> **Work required**
Each record, minus any picture, should be returned exactly as written.

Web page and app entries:
============================================================

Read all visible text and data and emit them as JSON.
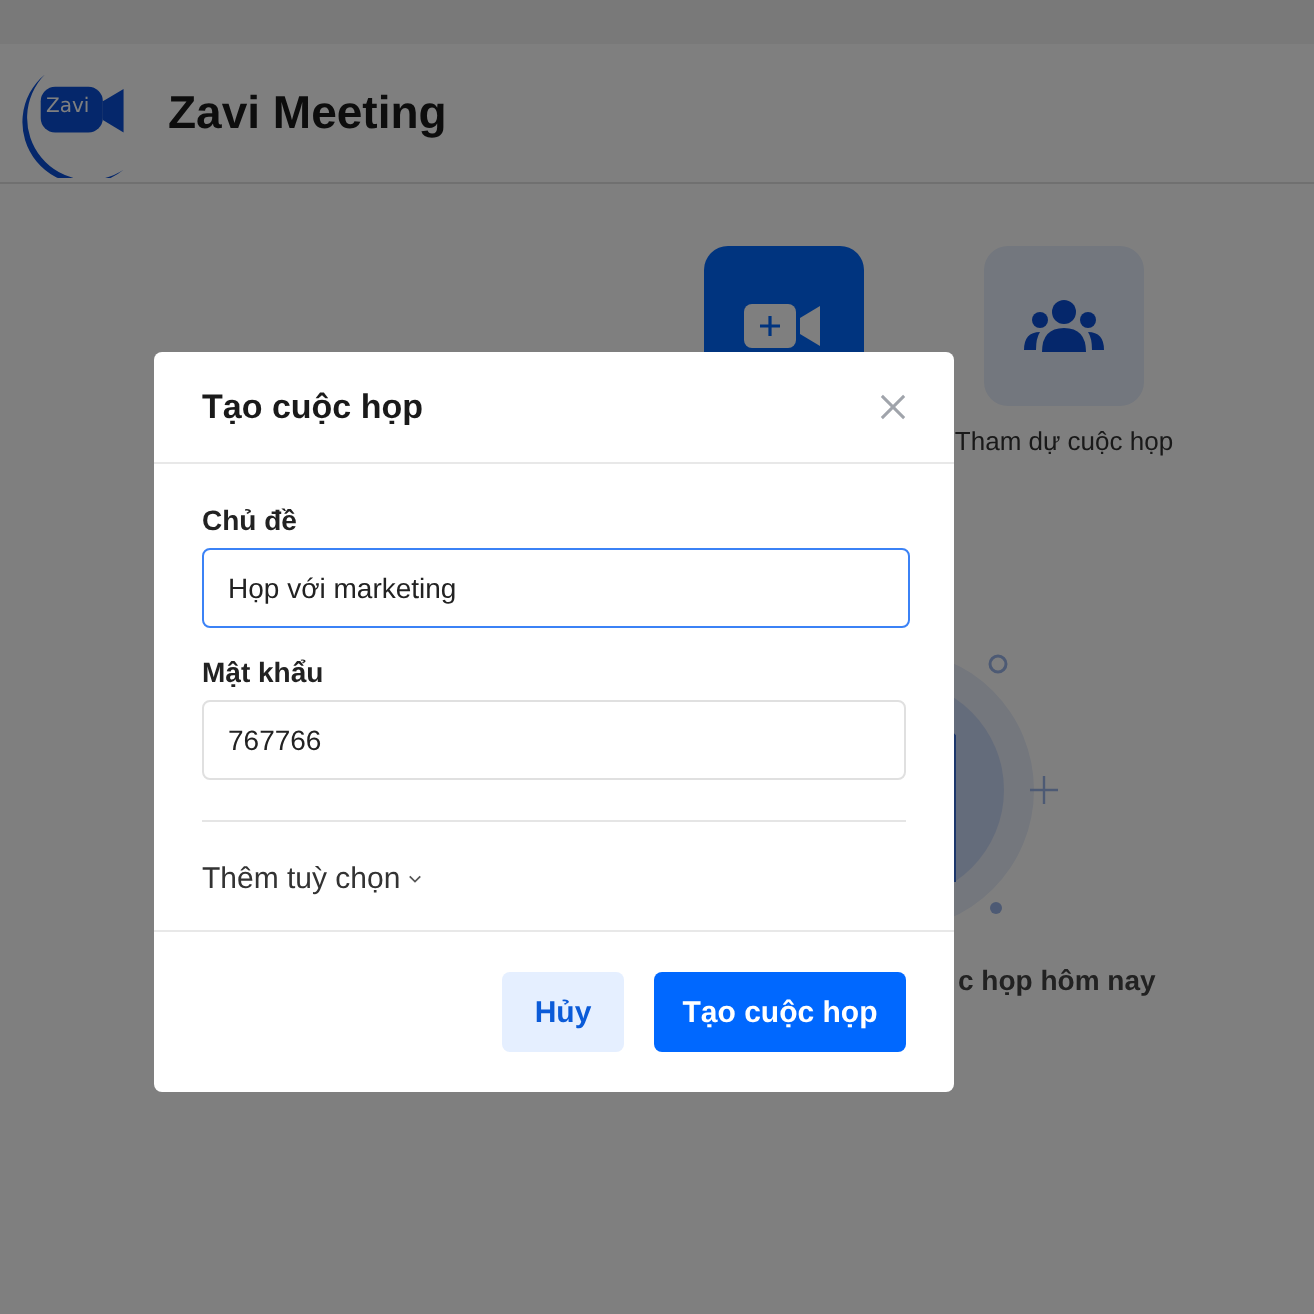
{
  "app": {
    "logo_text": "Zavi",
    "title": "Zavi Meeting"
  },
  "actions": [
    {
      "kind": "new"
    },
    {
      "kind": "join",
      "label": "Tham dự cuộc họp"
    }
  ],
  "today": {
    "label": "c họp hôm nay"
  },
  "dialog": {
    "title": "Tạo cuộc họp",
    "fields": [
      {
        "label": "Chủ đề",
        "value": "Họp với marketing",
        "focused": true
      },
      {
        "label": "Mật khẩu",
        "value": "767766",
        "focused": false
      }
    ],
    "more_options": "Thêm tuỳ chọn",
    "buttons": [
      {
        "label": "Hủy",
        "kind": "secondary"
      },
      {
        "label": "Tạo cuộc họp",
        "kind": "primary"
      }
    ]
  }
}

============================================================

> **Written response**
Read all visible text and data and emit them as JSON.
{
  "app": {
    "logo_text": "Zavi",
    "title": "Zavi Meeting"
  },
  "actions": [
    {
      "kind": "new"
    },
    {
      "kind": "join",
      "label": "Tham dự cuộc họp"
    }
  ],
  "today": {
    "label": "c họp hôm nay"
  },
  "dialog": {
    "title": "Tạo cuộc họp",
    "fields": [
      {
        "label": "Chủ đề",
        "value": "Họp với marketing",
        "focused": true
      },
      {
        "label": "Mật khẩu",
        "value": "767766",
        "focused": false
      }
    ],
    "more_options": "Thêm tuỳ chọn",
    "buttons": [
      {
        "label": "Hủy",
        "kind": "secondary"
      },
      {
        "label": "Tạo cuộc họp",
        "kind": "primary"
      }
    ]
  }
}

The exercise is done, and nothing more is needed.